Murder & Memory


R. B. Milliken.  Letter to [?] Byron, Washington, D.C., April 16, 1865. Manuscript.

“With feelings of the most profound sorrow and heartfelt grief I take the pen to write you” is how R. B. Milliken opens this letter.  Milliken, who was at Ford’s Theatre the night of Lincoln’s assassination, describes to an unknown correspondent the terrible event he had witnessed. During the play, Milliken’s attention was drawn to the president’s box “from whence came a report of a pistol.  There was a slight noise as though someone was struggling with another, then almost instantly a man sprung to the front of the box and jumped recklessly upon the stage, and he rose to his feet…and swiftly darted across the stage.”  At first Milliken thought that what he had seen was part of the play, but then quickly realized that he had “witnessed the tragic end of him we all loved so well, and I exclaimed Lincoln is killed!”

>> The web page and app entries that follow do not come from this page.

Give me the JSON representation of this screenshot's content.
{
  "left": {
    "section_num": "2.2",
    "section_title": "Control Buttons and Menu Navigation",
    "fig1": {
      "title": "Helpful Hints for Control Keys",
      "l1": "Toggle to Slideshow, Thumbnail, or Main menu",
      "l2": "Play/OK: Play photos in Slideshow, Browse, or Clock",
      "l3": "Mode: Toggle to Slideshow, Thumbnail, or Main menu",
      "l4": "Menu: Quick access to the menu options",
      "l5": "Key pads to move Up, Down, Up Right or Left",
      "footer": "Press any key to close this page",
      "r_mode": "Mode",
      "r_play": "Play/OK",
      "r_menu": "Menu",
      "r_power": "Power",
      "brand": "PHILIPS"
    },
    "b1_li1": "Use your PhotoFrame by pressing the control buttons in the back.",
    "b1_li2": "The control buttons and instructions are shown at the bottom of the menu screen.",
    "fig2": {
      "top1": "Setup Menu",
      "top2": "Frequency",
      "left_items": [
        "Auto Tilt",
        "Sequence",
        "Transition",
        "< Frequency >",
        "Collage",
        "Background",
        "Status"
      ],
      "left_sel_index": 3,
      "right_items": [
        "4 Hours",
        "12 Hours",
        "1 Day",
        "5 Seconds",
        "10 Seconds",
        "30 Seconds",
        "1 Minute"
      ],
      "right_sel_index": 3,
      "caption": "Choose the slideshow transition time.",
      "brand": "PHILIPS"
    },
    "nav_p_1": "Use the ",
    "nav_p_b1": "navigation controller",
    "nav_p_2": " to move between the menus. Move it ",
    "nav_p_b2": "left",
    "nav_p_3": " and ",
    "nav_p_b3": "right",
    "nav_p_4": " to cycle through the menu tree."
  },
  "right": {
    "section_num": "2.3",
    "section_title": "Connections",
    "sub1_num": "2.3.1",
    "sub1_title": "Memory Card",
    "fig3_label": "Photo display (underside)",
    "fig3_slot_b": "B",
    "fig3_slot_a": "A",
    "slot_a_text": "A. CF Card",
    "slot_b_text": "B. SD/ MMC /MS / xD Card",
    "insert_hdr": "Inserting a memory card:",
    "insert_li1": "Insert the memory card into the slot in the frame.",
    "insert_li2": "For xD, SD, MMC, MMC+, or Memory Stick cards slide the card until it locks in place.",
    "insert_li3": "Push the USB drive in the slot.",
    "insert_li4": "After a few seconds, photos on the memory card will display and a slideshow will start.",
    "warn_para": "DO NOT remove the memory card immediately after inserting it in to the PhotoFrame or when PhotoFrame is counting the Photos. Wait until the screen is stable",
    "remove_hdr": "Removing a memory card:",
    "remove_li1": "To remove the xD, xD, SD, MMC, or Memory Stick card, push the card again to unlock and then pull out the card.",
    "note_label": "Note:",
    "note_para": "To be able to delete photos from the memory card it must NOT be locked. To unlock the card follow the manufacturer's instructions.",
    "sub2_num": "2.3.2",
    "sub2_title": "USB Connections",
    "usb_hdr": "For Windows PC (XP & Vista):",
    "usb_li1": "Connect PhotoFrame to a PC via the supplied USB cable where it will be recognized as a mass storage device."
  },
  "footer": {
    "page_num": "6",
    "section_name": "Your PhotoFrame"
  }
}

Lincoln Collection. Abraham Lincoln, Miscellaneous Papers (54)  The William Whiting Nolen Collection of Lincolniana.